16th Apr 2007 - 00:00
Question: "My restaurant manager is pregnant. I understand there are some new rules on maternity leave. What do I have to do to comply?"

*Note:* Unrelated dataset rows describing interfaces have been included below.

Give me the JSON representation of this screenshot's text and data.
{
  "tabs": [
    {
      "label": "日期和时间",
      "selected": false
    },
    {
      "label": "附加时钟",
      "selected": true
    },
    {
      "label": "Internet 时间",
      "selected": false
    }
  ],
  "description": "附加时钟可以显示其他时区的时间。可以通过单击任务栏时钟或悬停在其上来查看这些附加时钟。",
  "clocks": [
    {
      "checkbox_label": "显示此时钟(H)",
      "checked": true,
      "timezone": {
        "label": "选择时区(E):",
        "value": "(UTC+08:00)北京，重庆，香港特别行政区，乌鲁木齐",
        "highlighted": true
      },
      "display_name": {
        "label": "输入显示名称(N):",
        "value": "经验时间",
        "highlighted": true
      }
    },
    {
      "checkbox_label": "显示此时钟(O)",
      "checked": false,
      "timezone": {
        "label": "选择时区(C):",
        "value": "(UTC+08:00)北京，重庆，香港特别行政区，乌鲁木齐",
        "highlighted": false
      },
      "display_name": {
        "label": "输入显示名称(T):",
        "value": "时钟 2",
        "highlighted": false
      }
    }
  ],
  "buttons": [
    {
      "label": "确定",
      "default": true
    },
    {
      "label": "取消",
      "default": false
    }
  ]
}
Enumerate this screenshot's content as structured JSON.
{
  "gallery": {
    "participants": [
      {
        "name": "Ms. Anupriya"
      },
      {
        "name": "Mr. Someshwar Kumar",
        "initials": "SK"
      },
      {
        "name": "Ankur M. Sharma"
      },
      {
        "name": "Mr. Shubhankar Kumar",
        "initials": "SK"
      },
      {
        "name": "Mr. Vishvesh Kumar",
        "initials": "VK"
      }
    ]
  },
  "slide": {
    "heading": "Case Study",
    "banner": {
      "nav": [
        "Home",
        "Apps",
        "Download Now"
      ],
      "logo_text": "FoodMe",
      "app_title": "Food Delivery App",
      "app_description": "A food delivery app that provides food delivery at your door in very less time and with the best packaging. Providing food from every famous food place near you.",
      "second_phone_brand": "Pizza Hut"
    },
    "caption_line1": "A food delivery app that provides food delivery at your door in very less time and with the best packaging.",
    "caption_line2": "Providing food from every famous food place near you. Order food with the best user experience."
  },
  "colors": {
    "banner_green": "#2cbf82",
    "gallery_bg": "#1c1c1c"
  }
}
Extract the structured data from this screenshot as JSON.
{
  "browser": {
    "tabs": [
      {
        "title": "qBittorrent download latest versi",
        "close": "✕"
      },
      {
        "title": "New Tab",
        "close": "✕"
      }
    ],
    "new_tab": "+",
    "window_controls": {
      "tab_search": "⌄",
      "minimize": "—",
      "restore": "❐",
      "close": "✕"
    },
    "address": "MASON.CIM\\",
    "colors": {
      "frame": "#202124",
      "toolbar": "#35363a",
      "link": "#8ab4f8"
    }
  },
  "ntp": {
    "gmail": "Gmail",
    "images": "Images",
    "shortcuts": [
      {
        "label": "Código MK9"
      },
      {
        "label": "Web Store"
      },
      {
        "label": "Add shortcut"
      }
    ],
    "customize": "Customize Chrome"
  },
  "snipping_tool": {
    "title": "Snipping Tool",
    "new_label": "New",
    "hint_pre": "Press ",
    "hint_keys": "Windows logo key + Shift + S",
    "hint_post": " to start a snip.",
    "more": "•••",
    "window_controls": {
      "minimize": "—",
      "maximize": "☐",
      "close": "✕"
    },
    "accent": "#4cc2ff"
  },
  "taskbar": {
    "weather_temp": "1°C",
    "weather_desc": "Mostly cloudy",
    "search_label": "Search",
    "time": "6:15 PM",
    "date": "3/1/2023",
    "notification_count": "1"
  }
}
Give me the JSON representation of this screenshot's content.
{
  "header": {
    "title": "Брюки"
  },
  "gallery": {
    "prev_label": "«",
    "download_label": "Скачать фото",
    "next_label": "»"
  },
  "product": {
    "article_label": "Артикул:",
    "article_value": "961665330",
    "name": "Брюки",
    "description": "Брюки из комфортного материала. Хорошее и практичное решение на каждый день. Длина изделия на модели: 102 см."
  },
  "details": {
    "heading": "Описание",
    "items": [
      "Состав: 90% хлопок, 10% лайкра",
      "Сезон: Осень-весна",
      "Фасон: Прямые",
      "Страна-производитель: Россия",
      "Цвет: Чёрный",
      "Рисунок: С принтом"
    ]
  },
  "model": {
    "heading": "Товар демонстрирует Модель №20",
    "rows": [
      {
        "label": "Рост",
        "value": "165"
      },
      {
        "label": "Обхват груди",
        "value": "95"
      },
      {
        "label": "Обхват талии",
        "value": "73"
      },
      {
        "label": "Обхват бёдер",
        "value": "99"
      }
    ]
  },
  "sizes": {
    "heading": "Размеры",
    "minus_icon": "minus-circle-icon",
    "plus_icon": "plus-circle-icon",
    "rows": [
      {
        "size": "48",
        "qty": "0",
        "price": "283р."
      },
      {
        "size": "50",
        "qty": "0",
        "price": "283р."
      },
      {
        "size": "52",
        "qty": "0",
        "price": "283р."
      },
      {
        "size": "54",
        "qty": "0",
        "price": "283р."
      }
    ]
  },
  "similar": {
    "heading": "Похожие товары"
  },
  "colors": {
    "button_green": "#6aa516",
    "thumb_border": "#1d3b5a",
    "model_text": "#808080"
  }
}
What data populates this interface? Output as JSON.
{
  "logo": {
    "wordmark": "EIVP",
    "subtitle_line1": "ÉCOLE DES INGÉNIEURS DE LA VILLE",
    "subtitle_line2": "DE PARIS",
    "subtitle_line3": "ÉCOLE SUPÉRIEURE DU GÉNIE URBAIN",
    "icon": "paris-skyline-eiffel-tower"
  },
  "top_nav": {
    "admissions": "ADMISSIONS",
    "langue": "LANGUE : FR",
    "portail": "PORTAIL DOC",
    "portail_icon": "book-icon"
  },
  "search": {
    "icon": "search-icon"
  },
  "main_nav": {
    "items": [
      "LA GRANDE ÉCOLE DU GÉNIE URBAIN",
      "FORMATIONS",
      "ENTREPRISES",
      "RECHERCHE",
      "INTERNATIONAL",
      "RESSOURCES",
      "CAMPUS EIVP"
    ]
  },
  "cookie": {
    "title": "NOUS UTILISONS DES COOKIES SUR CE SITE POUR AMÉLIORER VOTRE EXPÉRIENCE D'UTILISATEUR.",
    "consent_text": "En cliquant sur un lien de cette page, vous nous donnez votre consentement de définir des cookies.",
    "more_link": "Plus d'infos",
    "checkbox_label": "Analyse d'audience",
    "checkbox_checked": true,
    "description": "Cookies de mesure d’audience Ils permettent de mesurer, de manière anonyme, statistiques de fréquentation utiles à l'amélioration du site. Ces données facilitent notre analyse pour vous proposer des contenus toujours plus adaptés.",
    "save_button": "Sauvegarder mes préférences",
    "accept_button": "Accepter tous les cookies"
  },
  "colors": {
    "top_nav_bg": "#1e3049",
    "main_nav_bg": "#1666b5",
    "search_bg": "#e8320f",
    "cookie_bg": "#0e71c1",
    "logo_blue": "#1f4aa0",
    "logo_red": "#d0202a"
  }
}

Answer: From John Hayes, partner, Davenport Lyons The Working Families Act 2006 came into effect on 1 April 2007. The effect of the act is to extend the rights provided to working families - in particular the rights afforded to parents following the birth of a child or placement for adoption. Enhanced maternity entitlements All pregnant employees whose expected date of childbirth is after 1 April 2007 will be entitled to receive: The rights for adopting parents will be increased in a similar manner, for one adoptive parent and for any adoption placements made after 1 April 2007. Expected date of childbirth The extended benefits will only be provided if the expected date of childbirth falls after 1 April 2007. Returning to work After 1 April 2007, an employee must give at least eight weeks' notice to their employer of the date they will return to work. This has been increased from 28 days. The measure is designed to provide employers with advanced notice and certainty of the date on which an employee intends to return from maternity or adoptive leave. Further enhancements As a result of these changes, employers will have to bear the costs of extended statutory maternity pay of 13 weeks, together with the existing costs of providing maternity cover. The above changes are a stepping stone to the Government's overall goal, which is for statutory maternity pay and adoption pay to be increased to 52 weeks by 2010. It is also the Government's intention to increase paternity leave to 26 weeks, subject to qualifying conditions, in order to recognise the important contribution made by fathers during the early months of a newborn baby's life. Employers should expect to be kept on their toes in complying with new family friendly employment rights and should ensure that they maintain policies that cover the new rights and remain flexible enough to be amended in the near future to cover the new rights that will come into force. Weblink: Davenport Lyons employment home page Disclaimer: This document reflects the law and practice. It is general in nature, and does not purport in any way to be comprehensive or a substitute for specialist legal advice in individual circumstances.